## What needs to be done
Looking at the listing below, how many lines include "false"? Answer with the number only.

## Records to process

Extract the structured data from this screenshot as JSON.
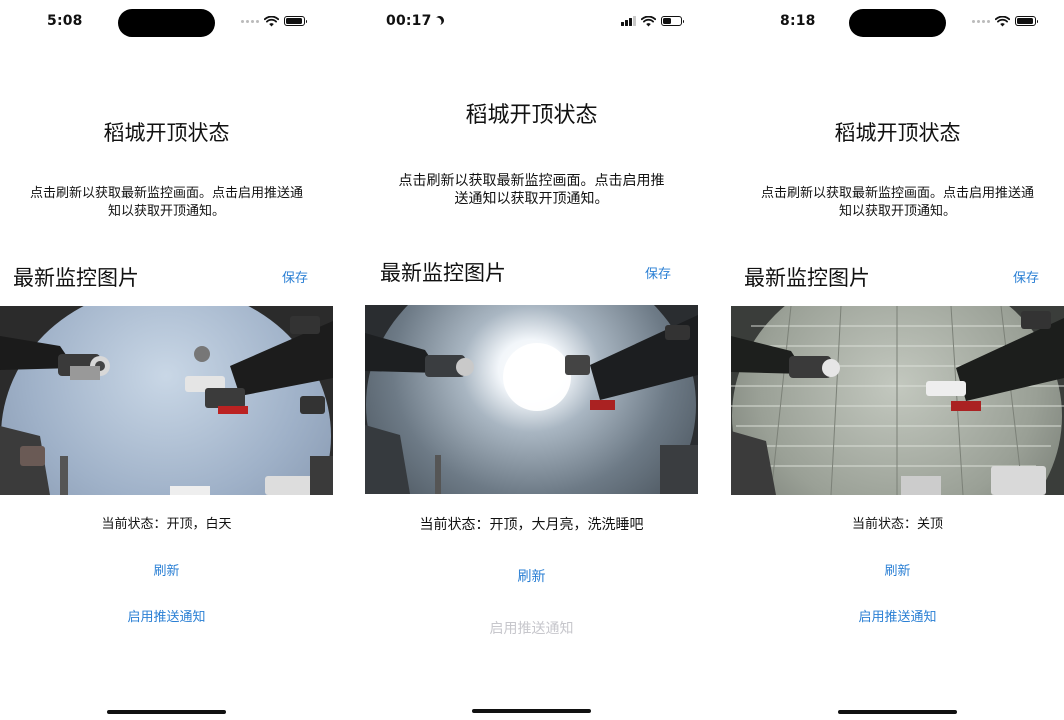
{
  "screens": [
    {
      "status_bar": {
        "time": "5:08",
        "dnd": false,
        "battery_level": 0.85
      },
      "title": "稻城开顶状态",
      "description": "点击刷新以获取最新监控画面。点击启用推送通知以获取开顶通知。",
      "section_title": "最新监控图片",
      "save_label": "保存",
      "image_scene": "daytime-open-sky",
      "state_label": "当前状态：",
      "state_value": "开顶，白天",
      "refresh_label": "刷新",
      "push_label": "启用推送通知",
      "push_enabled": true
    },
    {
      "status_bar": {
        "time": "00:17",
        "dnd": true,
        "battery_level": 0.45
      },
      "title": "稻城开顶状态",
      "description": "点击刷新以获取最新监控画面。点击启用推送通知以获取开顶通知。",
      "section_title": "最新监控图片",
      "save_label": "保存",
      "image_scene": "night-moon-sky",
      "state_label": "当前状态：",
      "state_value": "开顶，大月亮，洗洗睡吧",
      "refresh_label": "刷新",
      "push_label": "启用推送通知",
      "push_enabled": false
    },
    {
      "status_bar": {
        "time": "8:18",
        "dnd": false,
        "battery_level": 0.85
      },
      "title": "稻城开顶状态",
      "description": "点击刷新以获取最新监控画面。点击启用推送通知以获取开顶通知。",
      "section_title": "最新监控图片",
      "save_label": "保存",
      "image_scene": "closed-roof",
      "state_label": "当前状态：",
      "state_value": "关顶",
      "refresh_label": "刷新",
      "push_label": "启用推送通知",
      "push_enabled": true
    }
  ],
  "colors": {
    "accent": "#2a7fd4",
    "disabled": "#c7c7cc",
    "text": "#111111"
  }
}
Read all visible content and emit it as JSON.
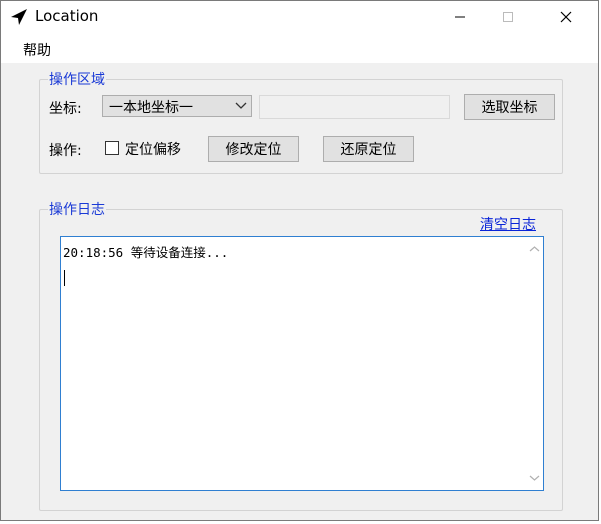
{
  "window": {
    "title": "Location"
  },
  "menu": {
    "help": "帮助"
  },
  "operation_area": {
    "legend": "操作区域",
    "coord_label": "坐标:",
    "coord_select_value": "一本地坐标一",
    "coord_input_value": "",
    "pick_coord_button": "选取坐标",
    "operation_label": "操作:",
    "offset_checkbox_label": "定位偏移",
    "offset_checked": false,
    "modify_location_button": "修改定位",
    "restore_location_button": "还原定位"
  },
  "log_area": {
    "legend": "操作日志",
    "clear_link": "清空日志",
    "lines": [
      "20:18:56 等待设备连接..."
    ]
  },
  "colors": {
    "legend_blue": "#1a3ad6",
    "link_blue": "#0a24d8",
    "log_border": "#2f7fd1"
  }
}
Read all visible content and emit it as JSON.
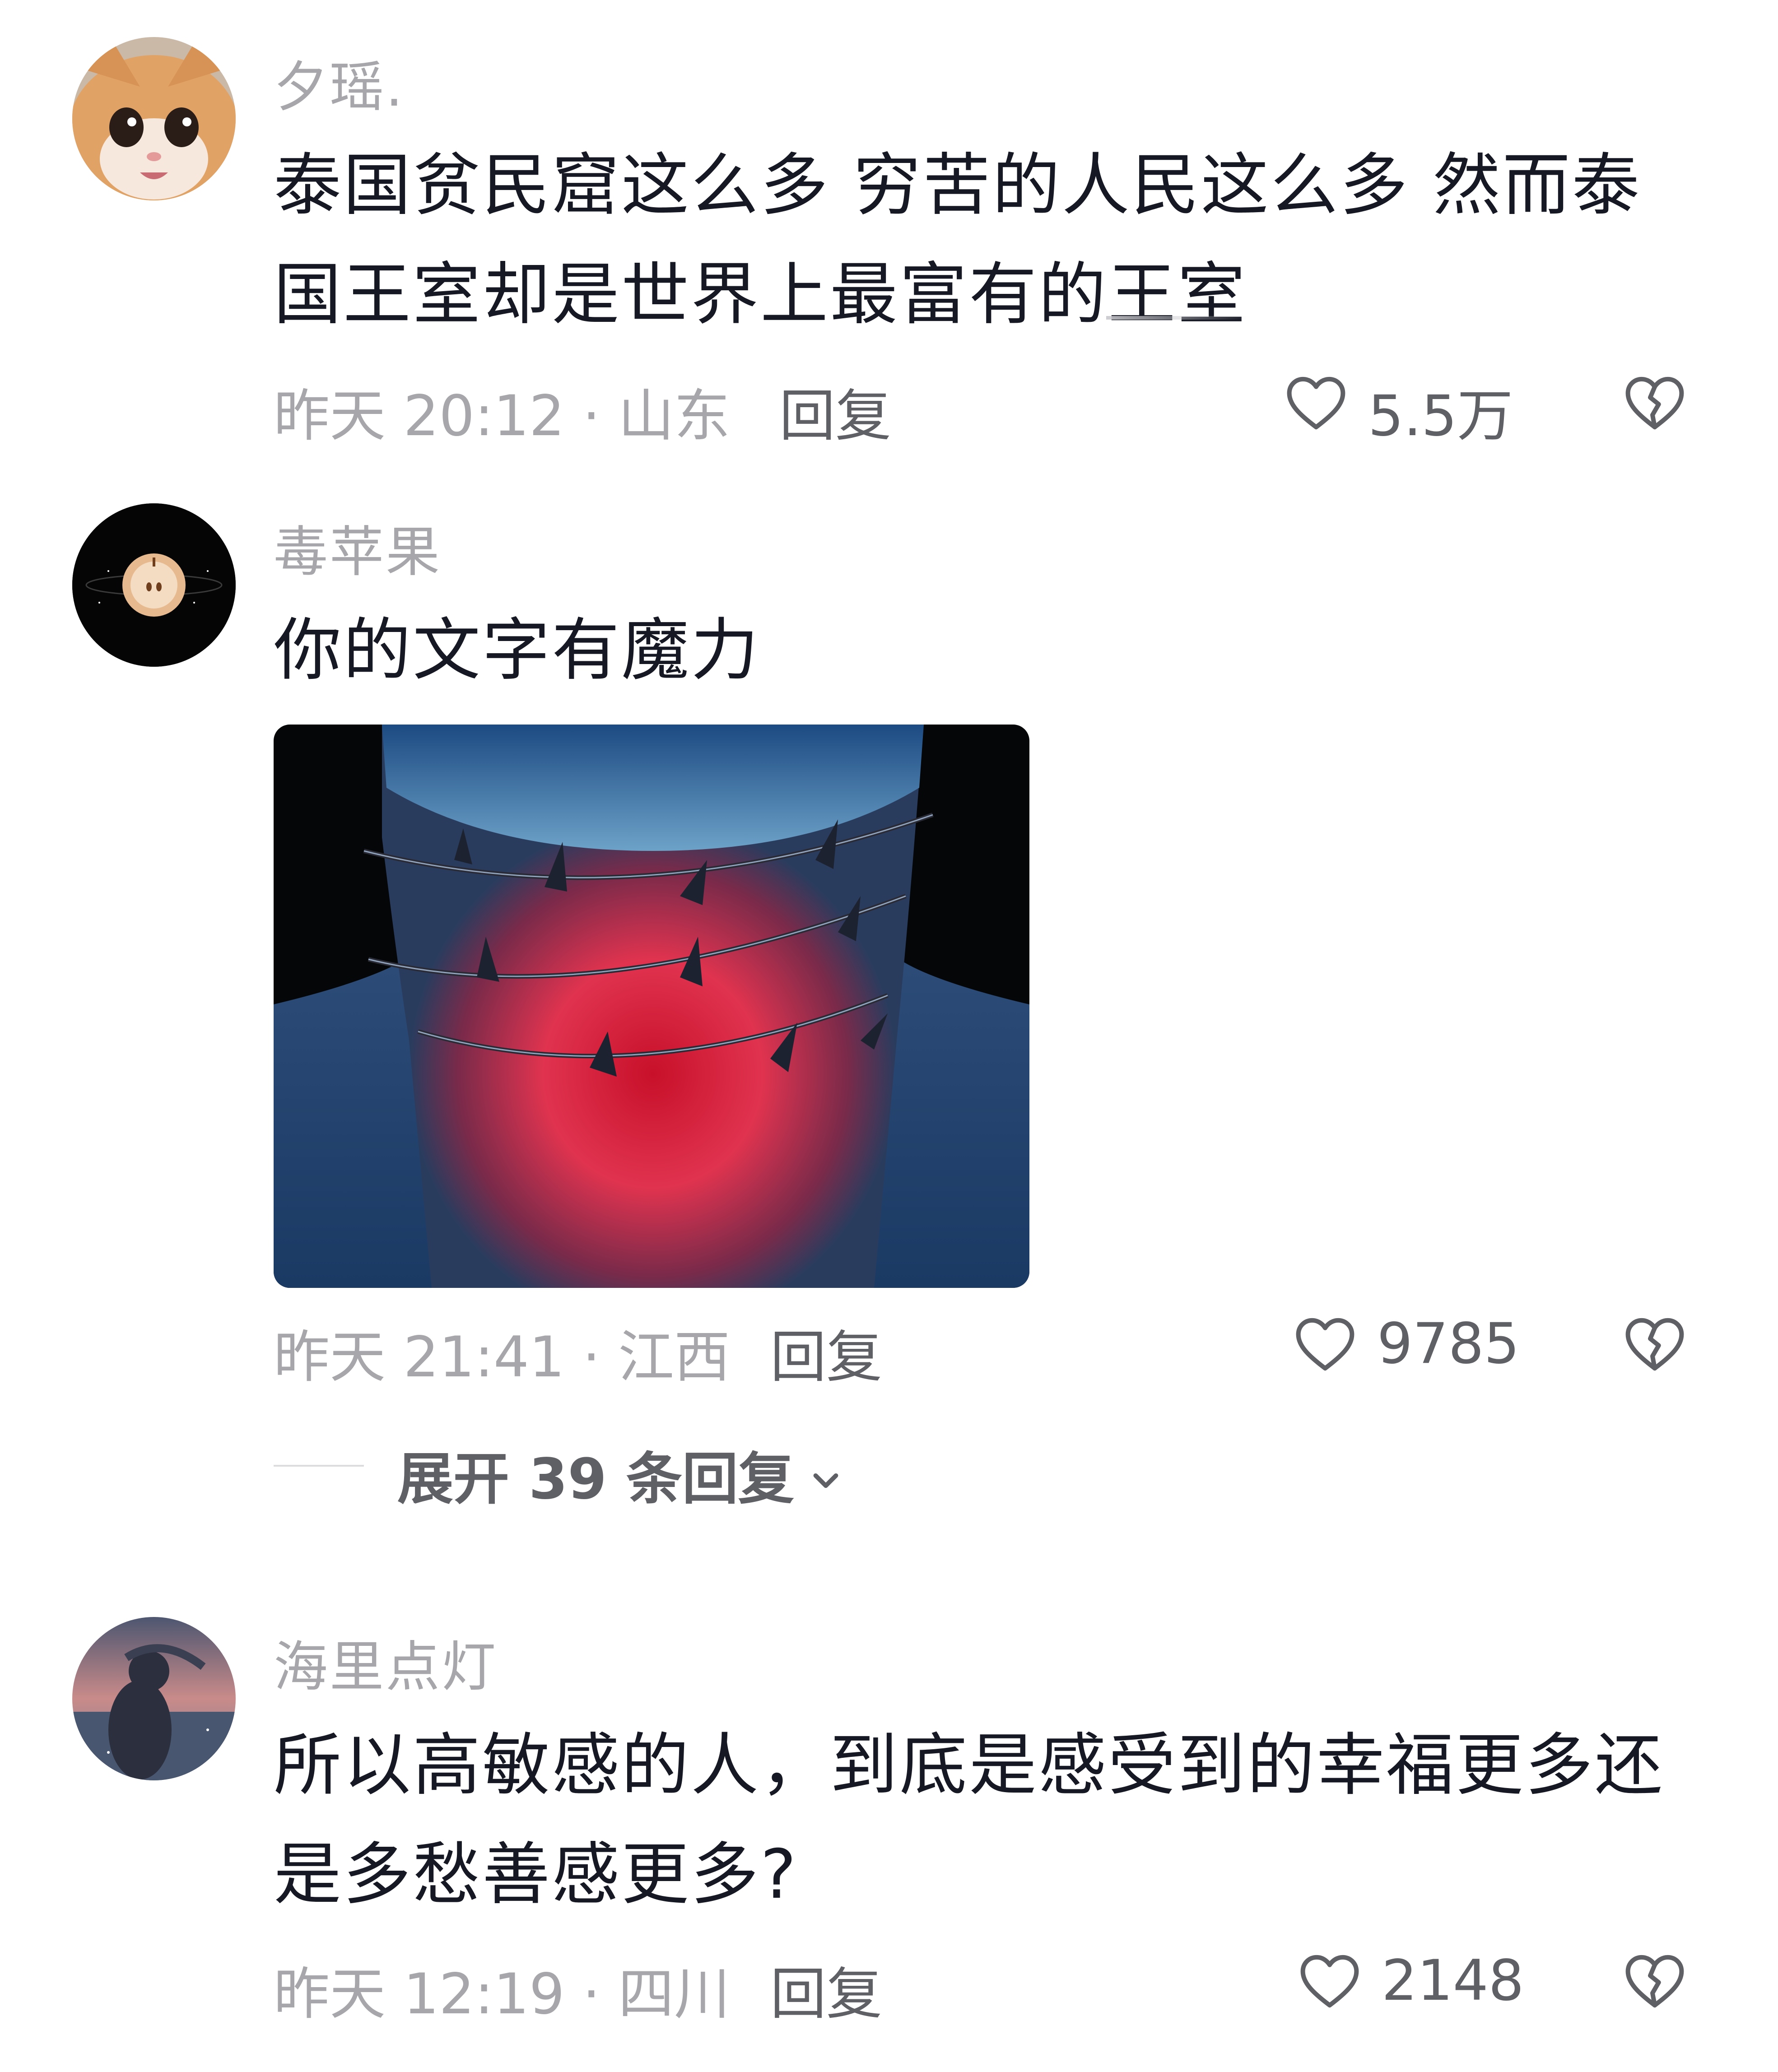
{
  "comments": [
    {
      "username": "夕瑶.",
      "text": "泰国贫民窟这么多  穷苦的人民这么多  然而泰国王室却是世界上最富有的王室",
      "time_location": "昨天 20:12 · 山东",
      "reply_label": "回复",
      "likes": "5.5万"
    },
    {
      "username": "毒苹果",
      "text": "你的文字有魔力",
      "time_location": "昨天 21:41 · 江西",
      "reply_label": "回复",
      "likes": "9785",
      "expand_label": "展开 39 条回复"
    },
    {
      "username": "海里点灯",
      "text": "所以高敏感的人，到底是感受到的幸福更多还是多愁善感更多?",
      "time_location": "昨天 12:19 · 四川",
      "reply_label": "回复",
      "likes": "2148"
    }
  ],
  "icons": {
    "like": "heart-outline-icon",
    "dislike": "broken-heart-icon",
    "expand": "chevron-down-icon"
  },
  "colors": {
    "secondary_text": "#a7a7ab",
    "action_text": "#5f5f66",
    "primary_text": "#161823"
  }
}
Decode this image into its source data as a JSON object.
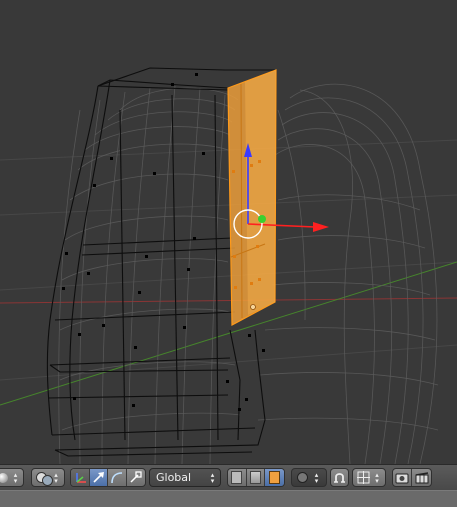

## Completed exercise
4